Nepal's returning migrants find a better place at home

December 1, 2021

Dhurba Pokharel, 31, a returnee migrant in Putalibazar, had already spent 7 years in Saudi Arabia as a supervisor in a gas plant when he was forced to return home due to the global pandemic. He said he had mixed feelings while on his way back home. Happy because he was reuniting with his family, but worried as to how would he be able to support his family without a steady income.

Saraswati Marasini, 40, a mother of two, was working in India as receptionist when COVID 19 started ravaging the country. Feeling devastated not knowing what to do next, she came back to her hometown, Putalibazar, in Syangja, Nepal.. Jobless and economically distressed, Sharaswati found herself in urgent need of new income generation opportunities to keep her family afloat during the pandemic.

The COVID-19 Crisis Management Center (CCMC) has reported that, as of June 2021, 465,850 Nepali workers from 60 different countries have returned home. Majority of them have lost their livelihood opportunities and are being compelled to remain with no or limited income.

A recent study by ILO (2020) suggests that most migrant workers are willing to drop their plans to rebound to foreign countries if they could find an employment opportunity back home. Agriculture and domestic works were noted as main employment options for them.

In a bid to help address this issue, UNDP reprogrammed two projects and worked with returnee migrants to pave the way for new opportunities that could help them earn a decent living.

With the support of local governments, the Value Chain Development of Fruit and Vegetables Project (VCDP), a joint initiatve of Ministry of Agriculture and Livestock Development, Korea International Cooperation Agency (KOICA) and UNDP identified returnee migrants who wished to opt for agri-entrepreneurship as a way of generating income to support themselves and their families. Sharaswati and Dhurba were among them.

The project provided future entrepreneurs a comprehensive support package. A business planning training was imparted to help them decide which commodities to sell and make an investment/return plan. It was then followed by technical training on commercial farming and cultivation under polyhouse.

VCDP reviewed each business plan and provided needed in-kind resources such as seed, polyhouse, or mini tillers, accordingly. To date, 16 returnee migrants have successfully produced tomatoes and recorded seasonal revenue stream of anywhere between 12,000-100,000 rupees each.

“I felt I am not alone and people were there to help me. I received 2 polyhouses, 2 plastic drums with pipers for drip irrigation, plastics for mulching, and 1 mini-tiller. It was such a thrilling experience as I managed to produce 1,545kg of tomatoes,” said Saraswati

The difficulties faced by migrant returnees in meeting basic needs is particularly high among those from the impoverished Karnali and Sudurpashcim provinces.

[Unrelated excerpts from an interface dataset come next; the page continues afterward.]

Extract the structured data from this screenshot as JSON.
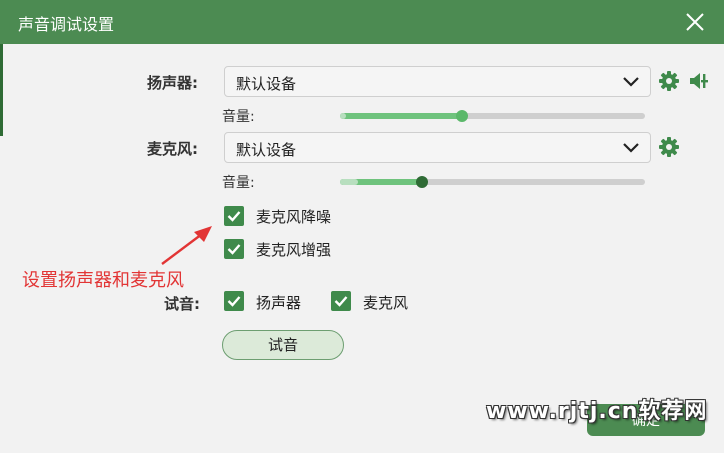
{
  "window": {
    "title": "声音调试设置",
    "accent": "#4c8b52"
  },
  "speaker": {
    "label": "扬声器:",
    "device": "默认设备",
    "volume_label": "音量:",
    "volume": 0.4,
    "level": 0.02
  },
  "mic": {
    "label": "麦克风:",
    "device": "默认设备",
    "volume_label": "音量:",
    "volume": 0.27,
    "level": 0.06
  },
  "options": [
    {
      "label": "麦克风降噪",
      "checked": true
    },
    {
      "label": "麦克风增强",
      "checked": true
    }
  ],
  "test": {
    "label": "试音:",
    "targets": [
      {
        "label": "扬声器",
        "checked": true
      },
      {
        "label": "麦克风",
        "checked": true
      }
    ],
    "button": "试音"
  },
  "annotation": "设置扬声器和麦克风",
  "ok_button": "确定",
  "watermark": "www.rjtj.cn软荐网",
  "icons": [
    "close-icon",
    "chevron-down-icon",
    "gear-icon",
    "speaker-volume-icon",
    "checkmark-icon",
    "arrow-icon"
  ]
}
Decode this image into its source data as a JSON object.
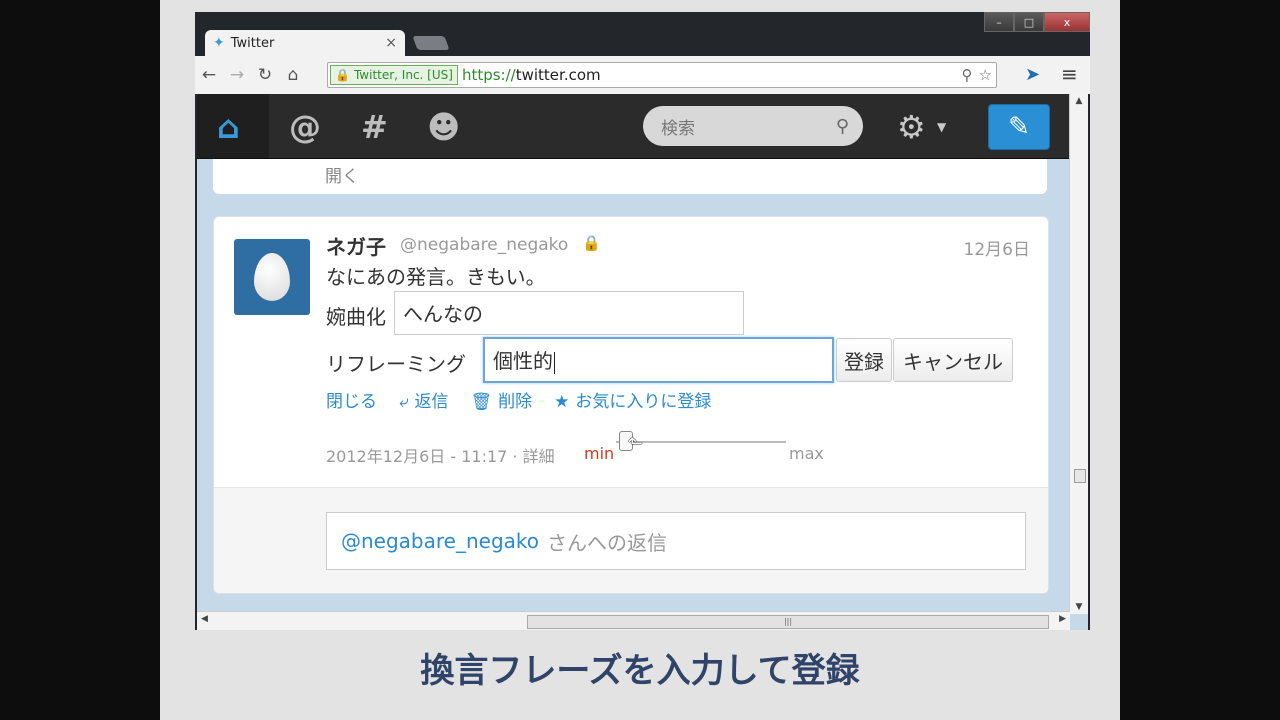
{
  "browser": {
    "tab_title": "Twitter",
    "tab_close": "×",
    "window_controls": {
      "minimize": "–",
      "maximize": "□",
      "close": "x"
    },
    "nav": {
      "back": "←",
      "forward": "→",
      "reload": "↻",
      "home": "⌂"
    },
    "ev_badge": "Twitter, Inc. [US]",
    "url_scheme": "https://",
    "url_host": "twitter.com"
  },
  "twitter_nav": {
    "search_placeholder": "検索",
    "icons": [
      "home-icon",
      "mention-icon",
      "hashtag-icon",
      "profile-icon",
      "gear-icon",
      "compose-icon"
    ]
  },
  "prev_tweet": {
    "expand_label": "開く"
  },
  "tweet": {
    "author_name": "ネガ子",
    "author_handle": "@negabare_negako",
    "date": "12月6日",
    "text": "なにあの発言。きもい。",
    "euphemism_label": "婉曲化",
    "euphemism_value": "へんなの",
    "reframing_label": "リフレーミング",
    "reframing_value": "個性的",
    "register_button": "登録",
    "cancel_button": "キャンセル",
    "actions": {
      "close": "閉じる",
      "reply": "返信",
      "delete": "削除",
      "favorite": "お気に入りに登録"
    },
    "timestamp": "2012年12月6日 - 11:17 · 詳細",
    "slider_min": "min",
    "slider_max": "max",
    "slider_value": 0.05
  },
  "reply": {
    "mention": "@negabare_negako",
    "suffix": "さんへの返信"
  },
  "caption": "換言フレーズを入力して登録",
  "colors": {
    "accent": "#2a8ad3",
    "min_label": "#d23a1c",
    "caption": "#2f4468",
    "compose": "#2a8fd4"
  }
}
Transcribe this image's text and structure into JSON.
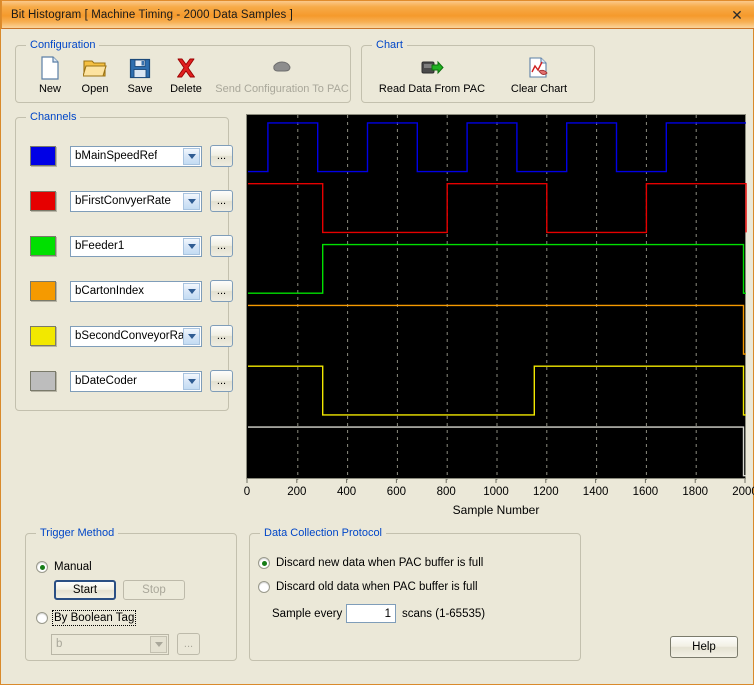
{
  "window": {
    "title": "Bit Histogram [ Machine Timing - 2000 Data Samples ]",
    "close_label": "✕"
  },
  "configuration": {
    "legend": "Configuration",
    "buttons": [
      {
        "label": "New",
        "icon": "new-document-icon",
        "enabled": true
      },
      {
        "label": "Open",
        "icon": "open-folder-icon",
        "enabled": true
      },
      {
        "label": "Save",
        "icon": "floppy-disk-icon",
        "enabled": true
      },
      {
        "label": "Delete",
        "icon": "red-x-icon",
        "enabled": true
      },
      {
        "label": "Send Configuration To PAC",
        "icon": "pac-device-icon",
        "enabled": false
      }
    ]
  },
  "chart_panel": {
    "legend": "Chart",
    "buttons": [
      {
        "label": "Read Data From PAC",
        "icon": "download-arrow-icon",
        "enabled": true
      },
      {
        "label": "Clear Chart",
        "icon": "clear-chart-icon",
        "enabled": true
      }
    ]
  },
  "channels": {
    "legend": "Channels",
    "browse_label": "...",
    "rows": [
      {
        "color": "#0000e6",
        "tag": "bMainSpeedRef"
      },
      {
        "color": "#e60000",
        "tag": "bFirstConvyerRate"
      },
      {
        "color": "#00e000",
        "tag": "bFeeder1"
      },
      {
        "color": "#f59a00",
        "tag": "bCartonIndex"
      },
      {
        "color": "#f2e800",
        "tag": "bSecondConveyorRat‹"
      },
      {
        "color": "#bdbdbd",
        "tag": "bDateCoder"
      }
    ]
  },
  "trigger": {
    "legend": "Trigger Method",
    "manual_label": "Manual",
    "manual_selected": true,
    "start_label": "Start",
    "stop_label": "Stop",
    "stop_enabled": false,
    "boolean_label": "By Boolean Tag",
    "boolean_selected": false,
    "tag_value": "b",
    "browse_label": "..."
  },
  "protocol": {
    "legend": "Data Collection Protocol",
    "discard_new_label": "Discard new data when PAC buffer is full",
    "discard_new_selected": true,
    "discard_old_label": "Discard old data when PAC buffer is full",
    "discard_old_selected": false,
    "sample_prefix": "Sample every",
    "sample_value": "1",
    "sample_suffix": "scans (1-65535)"
  },
  "help": {
    "label": "Help"
  },
  "chart_data": {
    "type": "line",
    "title": "",
    "xlabel": "Sample Number",
    "ylabel": "",
    "xlim": [
      0,
      2000
    ],
    "xticks": [
      0,
      200,
      400,
      600,
      800,
      1000,
      1200,
      1400,
      1600,
      1800,
      2000
    ],
    "xticklabels": [
      "0",
      "200",
      "400",
      "600",
      "800",
      "1000",
      "1200",
      "1400",
      "1600",
      "1800",
      "2000"
    ],
    "grid": true,
    "grid_style": "dashed-vertical",
    "background": "#000000",
    "legend_position": "none",
    "series": [
      {
        "name": "bMainSpeedRef",
        "color": "#0000e6",
        "lane": 0,
        "type": "digital",
        "transitions": [
          {
            "x": 0,
            "v": 0
          },
          {
            "x": 80,
            "v": 1
          },
          {
            "x": 280,
            "v": 0
          },
          {
            "x": 480,
            "v": 1
          },
          {
            "x": 680,
            "v": 0
          },
          {
            "x": 880,
            "v": 1
          },
          {
            "x": 1080,
            "v": 0
          },
          {
            "x": 1280,
            "v": 1
          },
          {
            "x": 1480,
            "v": 0
          },
          {
            "x": 1680,
            "v": 1
          },
          {
            "x": 2000,
            "v": 1
          }
        ]
      },
      {
        "name": "bFirstConvyerRate",
        "color": "#e60000",
        "lane": 1,
        "type": "digital",
        "transitions": [
          {
            "x": 0,
            "v": 1
          },
          {
            "x": 300,
            "v": 0
          },
          {
            "x": 800,
            "v": 1
          },
          {
            "x": 1200,
            "v": 0
          },
          {
            "x": 1600,
            "v": 1
          },
          {
            "x": 2000,
            "v": 0
          }
        ]
      },
      {
        "name": "bFeeder1",
        "color": "#00e000",
        "lane": 2,
        "type": "digital",
        "transitions": [
          {
            "x": 0,
            "v": 0
          },
          {
            "x": 300,
            "v": 1
          },
          {
            "x": 1990,
            "v": 0
          }
        ]
      },
      {
        "name": "bCartonIndex",
        "color": "#f59a00",
        "lane": 3,
        "type": "digital",
        "transitions": [
          {
            "x": 0,
            "v": 1
          },
          {
            "x": 1990,
            "v": 0
          }
        ]
      },
      {
        "name": "bSecondConveyorRate",
        "color": "#f2e800",
        "lane": 4,
        "type": "digital",
        "transitions": [
          {
            "x": 0,
            "v": 1
          },
          {
            "x": 300,
            "v": 0
          },
          {
            "x": 1150,
            "v": 1
          },
          {
            "x": 1990,
            "v": 0
          }
        ]
      },
      {
        "name": "bDateCoder",
        "color": "#d8d8d0",
        "lane": 5,
        "type": "digital",
        "transitions": [
          {
            "x": 0,
            "v": 1
          },
          {
            "x": 1990,
            "v": 0
          }
        ]
      }
    ]
  }
}
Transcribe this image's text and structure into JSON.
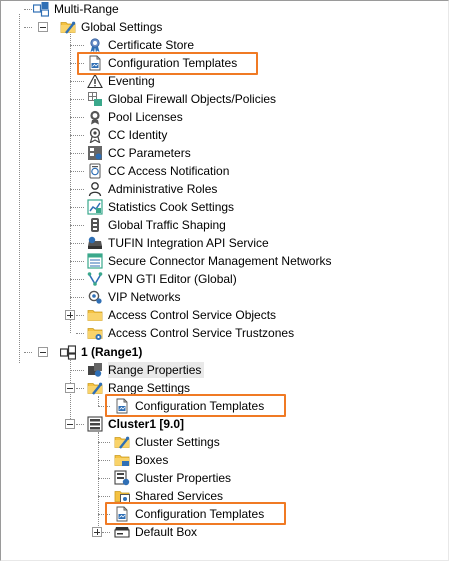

Therefore, there was immediate need for job market and skill needs assessment of these provinces.  

Support to Knowledge and Lifelong Learning Skills Programme (SKILLS), another UNDP project, thus supported the federal Ministry of Education, Science and Technology and the Ministry of Social Development of Sudurpaschim province to conduct a first of its kind skill mapping survey. The exercise forecasted that 51,542 skilled human resources will be required in Sudurpaschim Province for the next 3 years: (I) Engineering/construction (15,860), (ii) Agriculture/Forestry/Fisheries (10,306), Tourism and Hospitality (8,218), (iii) Health (5,407), (iv) Secretarial Management (3,962), (v) Handicrafts (2,277), Education/Pedagogy (787), and Others (4,725).

To help meet the demand, SKILLS and National Youth Council joined hands in October 2020 to run a program titled, ”Workplace Based Learning and Earning Program.” It supported 87 migrant returnees of two local levels each in Kalilali and Kanchapur districts of Sudurpaschim Province to engage in self employment opportunities in agriculture and livestock related occupations while using skills, knowledge and experiences they gained aboard to the benefit of their and their communities.  

UNDP’s support is meant to lay the foundation for longer term economic recovery and social cohesion for migrant returnees.

“I am now knowledgeable about commercial farming. Now I have a new dream. A dream that I build an agriculture learning centre in my own village. I want to share what I learnt to many others who stand to benefit from the same,” Dhurba added.